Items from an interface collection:
=== Begin Enclosure ===

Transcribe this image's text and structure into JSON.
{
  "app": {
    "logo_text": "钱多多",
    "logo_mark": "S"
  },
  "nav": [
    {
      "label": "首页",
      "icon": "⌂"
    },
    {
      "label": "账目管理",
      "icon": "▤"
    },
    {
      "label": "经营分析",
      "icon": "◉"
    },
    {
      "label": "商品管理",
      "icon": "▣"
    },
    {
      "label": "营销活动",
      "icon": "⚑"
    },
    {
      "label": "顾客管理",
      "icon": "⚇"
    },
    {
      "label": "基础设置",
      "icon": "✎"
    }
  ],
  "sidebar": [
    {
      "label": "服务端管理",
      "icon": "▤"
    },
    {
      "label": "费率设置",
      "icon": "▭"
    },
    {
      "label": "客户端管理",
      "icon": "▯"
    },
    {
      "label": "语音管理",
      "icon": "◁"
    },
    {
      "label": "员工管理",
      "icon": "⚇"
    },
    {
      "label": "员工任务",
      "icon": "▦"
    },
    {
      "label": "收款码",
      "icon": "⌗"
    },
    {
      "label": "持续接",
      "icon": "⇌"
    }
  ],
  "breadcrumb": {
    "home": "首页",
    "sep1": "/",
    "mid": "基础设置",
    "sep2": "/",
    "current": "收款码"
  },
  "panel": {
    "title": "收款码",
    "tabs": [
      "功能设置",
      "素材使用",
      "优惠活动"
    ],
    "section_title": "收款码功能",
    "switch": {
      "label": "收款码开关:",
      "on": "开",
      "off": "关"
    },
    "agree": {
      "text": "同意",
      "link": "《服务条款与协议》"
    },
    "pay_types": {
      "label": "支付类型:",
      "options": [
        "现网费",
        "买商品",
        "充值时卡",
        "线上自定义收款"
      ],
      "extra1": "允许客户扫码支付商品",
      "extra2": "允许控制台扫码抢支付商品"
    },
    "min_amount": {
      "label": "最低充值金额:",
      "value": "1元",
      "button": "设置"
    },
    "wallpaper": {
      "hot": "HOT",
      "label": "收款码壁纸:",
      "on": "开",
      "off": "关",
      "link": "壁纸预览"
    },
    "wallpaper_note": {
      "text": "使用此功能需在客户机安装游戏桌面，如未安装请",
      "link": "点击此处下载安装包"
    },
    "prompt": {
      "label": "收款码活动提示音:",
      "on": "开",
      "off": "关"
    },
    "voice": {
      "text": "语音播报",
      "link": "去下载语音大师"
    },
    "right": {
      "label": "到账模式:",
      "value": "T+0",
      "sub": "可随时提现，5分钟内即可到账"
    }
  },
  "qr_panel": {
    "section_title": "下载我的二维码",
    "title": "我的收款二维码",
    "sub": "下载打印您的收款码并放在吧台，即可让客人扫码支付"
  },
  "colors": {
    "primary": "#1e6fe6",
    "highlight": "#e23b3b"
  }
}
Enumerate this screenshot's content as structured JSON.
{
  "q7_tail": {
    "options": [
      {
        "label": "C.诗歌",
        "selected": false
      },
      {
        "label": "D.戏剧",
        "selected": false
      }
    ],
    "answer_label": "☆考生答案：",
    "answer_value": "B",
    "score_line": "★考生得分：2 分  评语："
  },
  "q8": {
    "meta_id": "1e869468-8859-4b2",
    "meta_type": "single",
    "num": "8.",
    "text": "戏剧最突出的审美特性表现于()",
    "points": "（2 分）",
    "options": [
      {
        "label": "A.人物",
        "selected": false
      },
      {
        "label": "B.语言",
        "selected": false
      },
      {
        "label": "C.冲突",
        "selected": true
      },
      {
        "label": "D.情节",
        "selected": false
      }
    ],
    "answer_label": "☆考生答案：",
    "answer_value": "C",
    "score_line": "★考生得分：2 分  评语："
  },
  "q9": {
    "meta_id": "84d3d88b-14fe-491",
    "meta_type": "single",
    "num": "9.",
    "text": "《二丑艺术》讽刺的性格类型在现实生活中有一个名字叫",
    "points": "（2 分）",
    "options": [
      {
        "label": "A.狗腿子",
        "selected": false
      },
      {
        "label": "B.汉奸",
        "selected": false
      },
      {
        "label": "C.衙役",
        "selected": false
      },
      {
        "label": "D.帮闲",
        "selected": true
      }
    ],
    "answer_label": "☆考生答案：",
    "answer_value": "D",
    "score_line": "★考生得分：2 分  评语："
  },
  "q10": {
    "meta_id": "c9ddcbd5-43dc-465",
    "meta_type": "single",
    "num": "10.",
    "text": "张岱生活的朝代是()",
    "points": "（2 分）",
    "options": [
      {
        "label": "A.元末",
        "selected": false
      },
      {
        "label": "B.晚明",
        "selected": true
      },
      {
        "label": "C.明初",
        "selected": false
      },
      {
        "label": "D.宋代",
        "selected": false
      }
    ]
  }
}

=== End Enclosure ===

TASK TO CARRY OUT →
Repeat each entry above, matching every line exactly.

RESULT →
Transcribe this image's text and structure into JSON.
{
  "app": {
    "logo_text": "钱多多",
    "logo_mark": "S"
  },
  "nav": [
    {
      "label": "首页",
      "icon": "⌂"
    },
    {
      "label": "账目管理",
      "icon": "▤"
    },
    {
      "label": "经营分析",
      "icon": "◉"
    },
    {
      "label": "商品管理",
      "icon": "▣"
    },
    {
      "label": "营销活动",
      "icon": "⚑"
    },
    {
      "label": "顾客管理",
      "icon": "⚇"
    },
    {
      "label": "基础设置",
      "icon": "✎"
    }
  ],
  "sidebar": [
    {
      "label": "服务端管理",
      "icon": "▤"
    },
    {
      "label": "费率设置",
      "icon": "▭"
    },
    {
      "label": "客户端管理",
      "icon": "▯"
    },
    {
      "label": "语音管理",
      "icon": "◁"
    },
    {
      "label": "员工管理",
      "icon": "⚇"
    },
    {
      "label": "员工任务",
      "icon": "▦"
    },
    {
      "label": "收款码",
      "icon": "⌗"
    },
    {
      "label": "持续接",
      "icon": "⇌"
    }
  ],
  "breadcrumb": {
    "home": "首页",
    "sep1": "/",
    "mid": "基础设置",
    "sep2": "/",
    "current": "收款码"
  },
  "panel": {
    "title": "收款码",
    "tabs": [
      "功能设置",
      "素材使用",
      "优惠活动"
    ],
    "section_title": "收款码功能",
    "switch": {
      "label": "收款码开关:",
      "on": "开",
      "off": "关"
    },
    "agree": {
      "text": "同意",
      "link": "《服务条款与协议》"
    },
    "pay_types": {
      "label": "支付类型:",
      "options": [
        "现网费",
        "买商品",
        "充值时卡",
        "线上自定义收款"
      ],
      "extra1": "允许客户扫码支付商品",
      "extra2": "允许控制台扫码抢支付商品"
    },
    "min_amount": {
      "label": "最低充值金额:",
      "value": "1元",
      "button": "设置"
    },
    "wallpaper": {
      "hot": "HOT",
      "label": "收款码壁纸:",
      "on": "开",
      "off": "关",
      "link": "壁纸预览"
    },
    "wallpaper_note": {
      "text": "使用此功能需在客户机安装游戏桌面，如未安装请",
      "link": "点击此处下载安装包"
    },
    "prompt": {
      "label": "收款码活动提示音:",
      "on": "开",
      "off": "关"
    },
    "voice": {
      "text": "语音播报",
      "link": "去下载语音大师"
    },
    "right": {
      "label": "到账模式:",
      "value": "T+0",
      "sub": "可随时提现，5分钟内即可到账"
    }
  },
  "qr_panel": {
    "section_title": "下载我的二维码",
    "title": "我的收款二维码",
    "sub": "下载打印您的收款码并放在吧台，即可让客人扫码支付"
  },
  "colors": {
    "primary": "#1e6fe6",
    "highlight": "#e23b3b"
  }
}
Enumerate this screenshot's content as structured JSON.
{
  "q7_tail": {
    "options": [
      {
        "label": "C.诗歌",
        "selected": false
      },
      {
        "label": "D.戏剧",
        "selected": false
      }
    ],
    "answer_label": "☆考生答案：",
    "answer_value": "B",
    "score_line": "★考生得分：2 分  评语："
  },
  "q8": {
    "meta_id": "1e869468-8859-4b2",
    "meta_type": "single",
    "num": "8.",
    "text": "戏剧最突出的审美特性表现于()",
    "points": "（2 分）",
    "options": [
      {
        "label": "A.人物",
        "selected": false
      },
      {
        "label": "B.语言",
        "selected": false
      },
      {
        "label": "C.冲突",
        "selected": true
      },
      {
        "label": "D.情节",
        "selected": false
      }
    ],
    "answer_label": "☆考生答案：",
    "answer_value": "C",
    "score_line": "★考生得分：2 分  评语："
  },
  "q9": {
    "meta_id": "84d3d88b-14fe-491",
    "meta_type": "single",
    "num": "9.",
    "text": "《二丑艺术》讽刺的性格类型在现实生活中有一个名字叫",
    "points": "（2 分）",
    "options": [
      {
        "label": "A.狗腿子",
        "selected": false
      },
      {
        "label": "B.汉奸",
        "selected": false
      },
      {
        "label": "C.衙役",
        "selected": false
      },
      {
        "label": "D.帮闲",
        "selected": true
      }
    ],
    "answer_label": "☆考生答案：",
    "answer_value": "D",
    "score_line": "★考生得分：2 分  评语："
  },
  "q10": {
    "meta_id": "c9ddcbd5-43dc-465",
    "meta_type": "single",
    "num": "10.",
    "text": "张岱生活的朝代是()",
    "points": "（2 分）",
    "options": [
      {
        "label": "A.元末",
        "selected": false
      },
      {
        "label": "B.晚明",
        "selected": true
      },
      {
        "label": "C.明初",
        "selected": false
      },
      {
        "label": "D.宋代",
        "selected": false
      }
    ]
  }
}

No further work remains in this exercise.